Output each record verbatim, with pictures left out.

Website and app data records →

######

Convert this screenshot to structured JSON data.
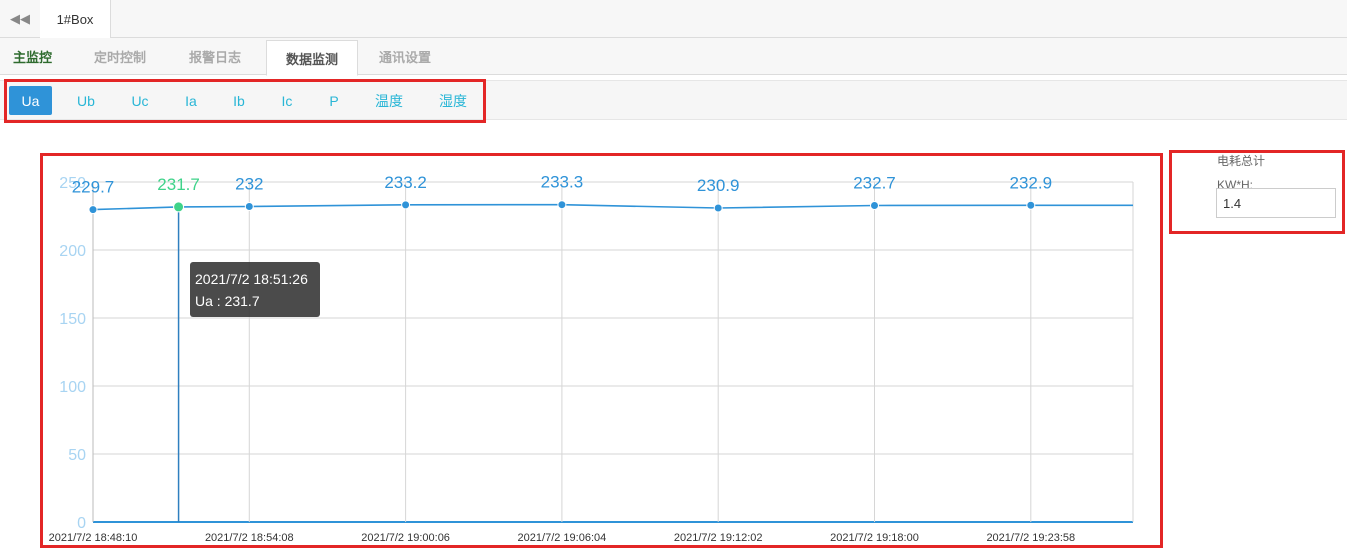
{
  "header": {
    "box_tab": "1#Box"
  },
  "nav": {
    "items": [
      {
        "label": "主监控"
      },
      {
        "label": "定时控制"
      },
      {
        "label": "报警日志"
      },
      {
        "label": "数据监测"
      },
      {
        "label": "通讯设置"
      }
    ],
    "active_index": 3
  },
  "subtabs": {
    "items": [
      "Ua",
      "Ub",
      "Uc",
      "Ia",
      "Ib",
      "Ic",
      "P",
      "温度",
      "湿度"
    ],
    "active_index": 0
  },
  "side": {
    "title": "电耗总计",
    "label": "KW*H:",
    "value": "1.4"
  },
  "tooltip": {
    "time": "2021/7/2 18:51:26",
    "text": "Ua : 231.7"
  },
  "colors": {
    "line": "#2f93d8",
    "highlight": "#3fd38a",
    "axis_label": "#a8d4f2",
    "red_frame": "#e32626"
  },
  "icons": {
    "back": "double-left-chevron-icon"
  },
  "chart_data": {
    "type": "line",
    "series": [
      {
        "name": "Ua"
      }
    ],
    "ylim": [
      0,
      250
    ],
    "yticks": [
      0,
      50,
      100,
      150,
      200,
      250
    ],
    "xtick_labels": [
      "2021/7/2 18:48:10",
      "2021/7/2 18:54:08",
      "2021/7/2 19:00:06",
      "2021/7/2 19:06:04",
      "2021/7/2 19:12:02",
      "2021/7/2 19:18:00",
      "2021/7/2 19:23:58"
    ],
    "points": [
      {
        "x": "2021/7/2 18:48:10",
        "y": 229.7
      },
      {
        "x": "2021/7/2 18:51:26",
        "y": 231.7
      },
      {
        "x": "2021/7/2 18:54:08",
        "y": 232
      },
      {
        "x": "2021/7/2 19:00:06",
        "y": 233.2
      },
      {
        "x": "2021/7/2 19:06:04",
        "y": 233.3
      },
      {
        "x": "2021/7/2 19:12:02",
        "y": 230.9
      },
      {
        "x": "2021/7/2 19:18:00",
        "y": 232.7
      },
      {
        "x": "2021/7/2 19:23:58",
        "y": 232.9
      }
    ],
    "highlight_index": 1,
    "grid": true
  }
}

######

WRITTEN SOLUTION →
Convert this screenshot to structured JSON data.
{
  "header": {
    "box_tab": "1#Box"
  },
  "nav": {
    "items": [
      {
        "label": "主监控"
      },
      {
        "label": "定时控制"
      },
      {
        "label": "报警日志"
      },
      {
        "label": "数据监测"
      },
      {
        "label": "通讯设置"
      }
    ],
    "active_index": 3
  },
  "subtabs": {
    "items": [
      "Ua",
      "Ub",
      "Uc",
      "Ia",
      "Ib",
      "Ic",
      "P",
      "温度",
      "湿度"
    ],
    "active_index": 0
  },
  "side": {
    "title": "电耗总计",
    "label": "KW*H:",
    "value": "1.4"
  },
  "tooltip": {
    "time": "2021/7/2 18:51:26",
    "text": "Ua : 231.7"
  },
  "colors": {
    "line": "#2f93d8",
    "highlight": "#3fd38a",
    "axis_label": "#a8d4f2",
    "red_frame": "#e32626"
  },
  "icons": {
    "back": "double-left-chevron-icon"
  },
  "chart_data": {
    "type": "line",
    "series": [
      {
        "name": "Ua"
      }
    ],
    "ylim": [
      0,
      250
    ],
    "yticks": [
      0,
      50,
      100,
      150,
      200,
      250
    ],
    "xtick_labels": [
      "2021/7/2 18:48:10",
      "2021/7/2 18:54:08",
      "2021/7/2 19:00:06",
      "2021/7/2 19:06:04",
      "2021/7/2 19:12:02",
      "2021/7/2 19:18:00",
      "2021/7/2 19:23:58"
    ],
    "points": [
      {
        "x": "2021/7/2 18:48:10",
        "y": 229.7
      },
      {
        "x": "2021/7/2 18:51:26",
        "y": 231.7
      },
      {
        "x": "2021/7/2 18:54:08",
        "y": 232
      },
      {
        "x": "2021/7/2 19:00:06",
        "y": 233.2
      },
      {
        "x": "2021/7/2 19:06:04",
        "y": 233.3
      },
      {
        "x": "2021/7/2 19:12:02",
        "y": 230.9
      },
      {
        "x": "2021/7/2 19:18:00",
        "y": 232.7
      },
      {
        "x": "2021/7/2 19:23:58",
        "y": 232.9
      }
    ],
    "highlight_index": 1,
    "grid": true
  }
}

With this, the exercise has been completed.